12-A. I am not impressed with this contention of the learned counsel as well. In case he wants to lead additional evidence, he should make an application before the trial Court which will decide that on merits. He cannot be allowed to contend in this revision petition that he should be given an opportunity to lead additional evidence. The facts of Kaviraj Ganpat Lal Sindhwani's case (supra) are different. In that case, the plaintiff had reserved his right to lead rebuttal in the application while summoning the witnesses. However, he was not allowed to lead rebuttal evidence. Therefore, the ratio in that case will not apply to the present case. Accordingly, I do not find any merit in Civil Revn. No. 1406 of 1981.

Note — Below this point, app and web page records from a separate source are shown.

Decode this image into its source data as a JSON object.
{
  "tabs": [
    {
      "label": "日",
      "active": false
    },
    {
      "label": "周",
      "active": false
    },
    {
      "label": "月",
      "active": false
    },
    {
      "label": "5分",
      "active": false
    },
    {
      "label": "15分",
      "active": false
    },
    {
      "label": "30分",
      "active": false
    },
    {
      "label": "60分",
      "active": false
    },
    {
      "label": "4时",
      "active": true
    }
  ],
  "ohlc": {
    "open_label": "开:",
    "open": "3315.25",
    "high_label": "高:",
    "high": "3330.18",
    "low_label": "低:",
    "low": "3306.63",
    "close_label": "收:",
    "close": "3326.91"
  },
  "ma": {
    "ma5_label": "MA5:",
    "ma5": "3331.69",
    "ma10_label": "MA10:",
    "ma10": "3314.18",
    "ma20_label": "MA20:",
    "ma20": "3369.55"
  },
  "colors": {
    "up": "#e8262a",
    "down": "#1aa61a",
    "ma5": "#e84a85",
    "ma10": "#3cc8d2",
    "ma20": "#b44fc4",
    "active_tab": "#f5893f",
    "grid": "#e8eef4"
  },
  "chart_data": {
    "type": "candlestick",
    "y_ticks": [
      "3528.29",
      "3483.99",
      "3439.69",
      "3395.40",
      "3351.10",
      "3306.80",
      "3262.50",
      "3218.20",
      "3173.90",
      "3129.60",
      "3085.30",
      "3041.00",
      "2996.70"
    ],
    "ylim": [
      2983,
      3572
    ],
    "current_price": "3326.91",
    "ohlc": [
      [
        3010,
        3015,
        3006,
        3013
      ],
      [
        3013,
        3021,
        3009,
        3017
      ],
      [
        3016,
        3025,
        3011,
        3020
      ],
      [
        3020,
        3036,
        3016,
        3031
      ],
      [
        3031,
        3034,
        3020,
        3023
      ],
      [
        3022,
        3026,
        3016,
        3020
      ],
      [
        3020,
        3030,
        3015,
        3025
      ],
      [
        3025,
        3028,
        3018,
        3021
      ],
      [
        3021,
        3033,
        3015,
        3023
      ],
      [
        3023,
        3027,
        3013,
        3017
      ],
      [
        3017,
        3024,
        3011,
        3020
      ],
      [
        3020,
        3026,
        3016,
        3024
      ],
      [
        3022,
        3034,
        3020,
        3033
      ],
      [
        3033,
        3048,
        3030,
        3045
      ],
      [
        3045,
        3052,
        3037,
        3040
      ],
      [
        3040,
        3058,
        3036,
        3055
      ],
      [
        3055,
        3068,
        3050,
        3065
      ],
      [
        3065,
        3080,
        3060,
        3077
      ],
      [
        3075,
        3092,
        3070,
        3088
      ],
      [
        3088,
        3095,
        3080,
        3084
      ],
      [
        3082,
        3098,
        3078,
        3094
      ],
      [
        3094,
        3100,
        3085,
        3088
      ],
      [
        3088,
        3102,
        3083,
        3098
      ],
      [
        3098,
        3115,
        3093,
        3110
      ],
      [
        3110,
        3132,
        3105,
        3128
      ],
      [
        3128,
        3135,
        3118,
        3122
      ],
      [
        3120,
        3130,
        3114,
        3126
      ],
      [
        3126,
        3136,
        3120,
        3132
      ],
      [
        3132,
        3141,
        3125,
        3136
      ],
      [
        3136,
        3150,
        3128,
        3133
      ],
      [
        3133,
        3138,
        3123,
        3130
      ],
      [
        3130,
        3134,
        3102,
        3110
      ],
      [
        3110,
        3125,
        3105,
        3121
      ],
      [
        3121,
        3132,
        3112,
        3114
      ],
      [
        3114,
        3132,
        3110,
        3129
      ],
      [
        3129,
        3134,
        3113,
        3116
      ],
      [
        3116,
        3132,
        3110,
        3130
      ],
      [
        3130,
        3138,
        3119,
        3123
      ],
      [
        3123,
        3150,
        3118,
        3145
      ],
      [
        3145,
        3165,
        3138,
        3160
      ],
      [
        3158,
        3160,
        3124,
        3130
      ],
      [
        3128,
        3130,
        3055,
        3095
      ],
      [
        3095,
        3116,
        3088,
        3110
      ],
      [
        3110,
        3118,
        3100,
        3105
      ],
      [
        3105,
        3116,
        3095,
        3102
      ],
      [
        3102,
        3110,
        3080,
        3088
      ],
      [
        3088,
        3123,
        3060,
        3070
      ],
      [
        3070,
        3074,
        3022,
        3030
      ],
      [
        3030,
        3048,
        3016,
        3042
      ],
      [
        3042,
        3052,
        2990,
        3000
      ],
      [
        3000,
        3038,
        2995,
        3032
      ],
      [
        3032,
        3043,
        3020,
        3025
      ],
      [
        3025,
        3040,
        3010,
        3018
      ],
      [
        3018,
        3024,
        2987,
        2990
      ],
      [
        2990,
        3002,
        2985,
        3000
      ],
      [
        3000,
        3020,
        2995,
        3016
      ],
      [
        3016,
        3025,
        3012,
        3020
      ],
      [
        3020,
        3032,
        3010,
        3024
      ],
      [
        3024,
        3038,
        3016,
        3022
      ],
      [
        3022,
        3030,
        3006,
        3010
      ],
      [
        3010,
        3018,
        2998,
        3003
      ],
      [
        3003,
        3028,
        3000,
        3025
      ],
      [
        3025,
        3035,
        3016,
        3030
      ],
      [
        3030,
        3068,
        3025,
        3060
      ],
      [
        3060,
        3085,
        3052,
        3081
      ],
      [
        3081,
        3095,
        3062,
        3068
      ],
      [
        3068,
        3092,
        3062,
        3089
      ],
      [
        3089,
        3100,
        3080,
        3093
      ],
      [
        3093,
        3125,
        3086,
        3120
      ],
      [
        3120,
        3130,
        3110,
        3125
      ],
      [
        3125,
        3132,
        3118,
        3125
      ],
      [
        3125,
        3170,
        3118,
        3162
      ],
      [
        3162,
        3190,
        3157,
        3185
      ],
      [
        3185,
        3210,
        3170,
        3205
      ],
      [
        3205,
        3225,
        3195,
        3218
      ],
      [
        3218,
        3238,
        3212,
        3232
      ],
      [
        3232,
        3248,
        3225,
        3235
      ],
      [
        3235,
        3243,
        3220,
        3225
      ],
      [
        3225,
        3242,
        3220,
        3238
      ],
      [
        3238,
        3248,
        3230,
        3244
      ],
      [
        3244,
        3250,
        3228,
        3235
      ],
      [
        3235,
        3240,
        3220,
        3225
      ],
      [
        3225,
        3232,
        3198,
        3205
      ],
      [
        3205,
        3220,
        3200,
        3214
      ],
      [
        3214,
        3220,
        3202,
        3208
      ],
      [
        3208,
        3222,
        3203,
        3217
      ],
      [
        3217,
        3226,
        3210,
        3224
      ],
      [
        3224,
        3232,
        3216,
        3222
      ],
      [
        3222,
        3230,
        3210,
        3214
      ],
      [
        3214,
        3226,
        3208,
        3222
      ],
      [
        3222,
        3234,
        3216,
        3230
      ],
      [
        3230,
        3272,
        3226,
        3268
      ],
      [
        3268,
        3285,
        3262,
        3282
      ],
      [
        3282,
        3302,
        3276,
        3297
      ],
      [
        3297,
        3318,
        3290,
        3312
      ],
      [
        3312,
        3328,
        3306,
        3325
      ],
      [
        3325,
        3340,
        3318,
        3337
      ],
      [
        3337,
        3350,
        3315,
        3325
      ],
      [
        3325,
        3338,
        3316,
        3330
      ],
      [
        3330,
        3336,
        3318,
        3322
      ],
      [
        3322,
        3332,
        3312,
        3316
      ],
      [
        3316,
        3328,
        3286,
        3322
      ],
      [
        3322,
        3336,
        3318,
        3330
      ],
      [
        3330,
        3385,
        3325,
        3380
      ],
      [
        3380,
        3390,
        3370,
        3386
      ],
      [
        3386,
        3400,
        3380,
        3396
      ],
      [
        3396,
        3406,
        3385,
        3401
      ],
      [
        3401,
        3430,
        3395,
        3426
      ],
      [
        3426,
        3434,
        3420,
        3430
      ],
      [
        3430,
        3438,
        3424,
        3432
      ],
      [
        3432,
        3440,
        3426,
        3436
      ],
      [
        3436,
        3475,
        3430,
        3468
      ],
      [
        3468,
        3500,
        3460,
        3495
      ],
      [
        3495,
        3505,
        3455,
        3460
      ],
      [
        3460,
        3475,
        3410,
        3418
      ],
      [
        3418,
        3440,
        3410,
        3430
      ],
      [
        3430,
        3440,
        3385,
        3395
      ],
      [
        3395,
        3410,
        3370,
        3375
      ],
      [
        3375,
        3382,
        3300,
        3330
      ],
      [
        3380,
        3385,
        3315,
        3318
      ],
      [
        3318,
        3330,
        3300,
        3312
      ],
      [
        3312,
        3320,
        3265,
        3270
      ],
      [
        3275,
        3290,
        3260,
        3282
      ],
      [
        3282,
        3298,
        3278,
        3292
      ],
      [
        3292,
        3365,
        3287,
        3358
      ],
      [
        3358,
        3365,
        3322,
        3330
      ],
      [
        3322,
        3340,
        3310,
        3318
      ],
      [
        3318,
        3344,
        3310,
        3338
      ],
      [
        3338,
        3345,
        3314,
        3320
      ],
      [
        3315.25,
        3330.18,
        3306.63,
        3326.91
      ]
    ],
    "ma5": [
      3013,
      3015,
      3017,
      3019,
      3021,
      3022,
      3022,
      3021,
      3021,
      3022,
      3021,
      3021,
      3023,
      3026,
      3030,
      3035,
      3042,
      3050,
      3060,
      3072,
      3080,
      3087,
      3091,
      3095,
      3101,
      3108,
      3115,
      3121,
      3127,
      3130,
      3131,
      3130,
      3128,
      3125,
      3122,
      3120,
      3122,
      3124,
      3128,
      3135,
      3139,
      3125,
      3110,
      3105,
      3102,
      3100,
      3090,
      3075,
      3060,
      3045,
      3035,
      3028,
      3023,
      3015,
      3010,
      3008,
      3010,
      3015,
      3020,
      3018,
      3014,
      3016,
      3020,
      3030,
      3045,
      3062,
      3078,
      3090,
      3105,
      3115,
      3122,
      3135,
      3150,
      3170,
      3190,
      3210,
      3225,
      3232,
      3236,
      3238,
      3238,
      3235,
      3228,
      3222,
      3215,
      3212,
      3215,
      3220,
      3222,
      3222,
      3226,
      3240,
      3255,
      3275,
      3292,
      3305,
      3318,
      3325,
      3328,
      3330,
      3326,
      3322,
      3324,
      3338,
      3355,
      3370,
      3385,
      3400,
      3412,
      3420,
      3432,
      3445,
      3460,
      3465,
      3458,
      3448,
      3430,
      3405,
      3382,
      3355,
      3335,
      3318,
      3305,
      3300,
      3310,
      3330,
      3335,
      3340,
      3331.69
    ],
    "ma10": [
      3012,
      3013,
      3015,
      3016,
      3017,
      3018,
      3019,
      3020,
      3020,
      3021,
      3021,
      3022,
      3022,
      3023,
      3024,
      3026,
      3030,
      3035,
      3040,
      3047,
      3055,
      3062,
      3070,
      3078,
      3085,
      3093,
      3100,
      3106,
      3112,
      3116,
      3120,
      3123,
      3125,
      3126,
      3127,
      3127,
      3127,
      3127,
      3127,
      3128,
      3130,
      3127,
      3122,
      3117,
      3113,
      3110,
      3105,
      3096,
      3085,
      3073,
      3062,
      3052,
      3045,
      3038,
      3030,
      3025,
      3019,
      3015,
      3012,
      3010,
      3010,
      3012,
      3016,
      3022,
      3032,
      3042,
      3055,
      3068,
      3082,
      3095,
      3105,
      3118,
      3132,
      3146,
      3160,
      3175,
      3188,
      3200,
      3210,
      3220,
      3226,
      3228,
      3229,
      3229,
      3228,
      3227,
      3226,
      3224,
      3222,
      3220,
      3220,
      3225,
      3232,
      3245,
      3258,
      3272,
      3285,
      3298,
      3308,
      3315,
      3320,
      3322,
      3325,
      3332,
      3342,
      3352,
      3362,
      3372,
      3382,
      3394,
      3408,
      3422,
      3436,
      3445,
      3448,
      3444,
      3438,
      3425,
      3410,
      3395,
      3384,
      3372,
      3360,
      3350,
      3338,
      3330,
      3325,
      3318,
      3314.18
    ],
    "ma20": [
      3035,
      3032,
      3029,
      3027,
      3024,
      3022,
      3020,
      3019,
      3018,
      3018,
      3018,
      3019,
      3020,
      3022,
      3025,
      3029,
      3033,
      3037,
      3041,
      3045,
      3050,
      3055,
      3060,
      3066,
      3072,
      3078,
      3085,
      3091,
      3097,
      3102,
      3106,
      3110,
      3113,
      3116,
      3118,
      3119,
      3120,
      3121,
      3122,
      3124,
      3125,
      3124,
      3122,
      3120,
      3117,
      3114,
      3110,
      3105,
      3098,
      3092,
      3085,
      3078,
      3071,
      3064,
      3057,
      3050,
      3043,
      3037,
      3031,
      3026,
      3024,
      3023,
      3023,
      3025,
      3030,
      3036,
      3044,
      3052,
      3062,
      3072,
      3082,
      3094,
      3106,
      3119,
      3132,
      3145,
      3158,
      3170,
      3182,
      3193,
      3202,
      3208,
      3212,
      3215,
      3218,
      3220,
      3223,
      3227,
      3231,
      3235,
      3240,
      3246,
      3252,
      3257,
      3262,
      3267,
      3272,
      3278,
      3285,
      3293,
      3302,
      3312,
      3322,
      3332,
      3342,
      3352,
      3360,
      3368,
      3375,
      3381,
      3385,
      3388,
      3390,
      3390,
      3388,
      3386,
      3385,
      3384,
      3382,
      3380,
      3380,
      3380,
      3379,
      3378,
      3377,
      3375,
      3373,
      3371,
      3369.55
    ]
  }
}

13. As regards Civil Revision No. 1696 of 1981, the learned counsel for the petitioner has tried to make an additional point, that when the petitioner was producing evidence on the issues the burden of which lay on it, the Court, vide its order dated 9th Jan., 1981, closed its evidence. He urges that the petitioner itself did not close the evidence and, therefore, it was entitled to lead evidence in rebuttal.
14. I have considered the argument but find it without any substance. The order closing the evidence of the petitioner amounts to closing its evidence in affirmative as well as in rebuttal. In case it was aggrieved against that order, it could have come up in revision to this Court. After the respondent has led evidence, it cannot be said that the order amounts to closure of the evidence of the petitioner in affirmative only. It is true that in the present case, there were some issues on which the petitioner could lead evidence in rebuttal. However, as its evidence has been closed, now it has no right to do so.
15. Before parting with the judgment, another preliminary objection taken by the learned counsel for the respondent may be noticed. It is that no revision petition is maintainable against the impugned order under Section 115 of the Code. In view of the fact that I do not find any substance in the revision petition on merits, it is not necessary to decide this point.
16. For the aforesaid reasons, these revision petitions fail and are hereby dismissed. The costs in the revision petitions shall be the costs in the cause. Counsel fee, in each revision petition, Rs.250/-.
17. Petitions dismissed.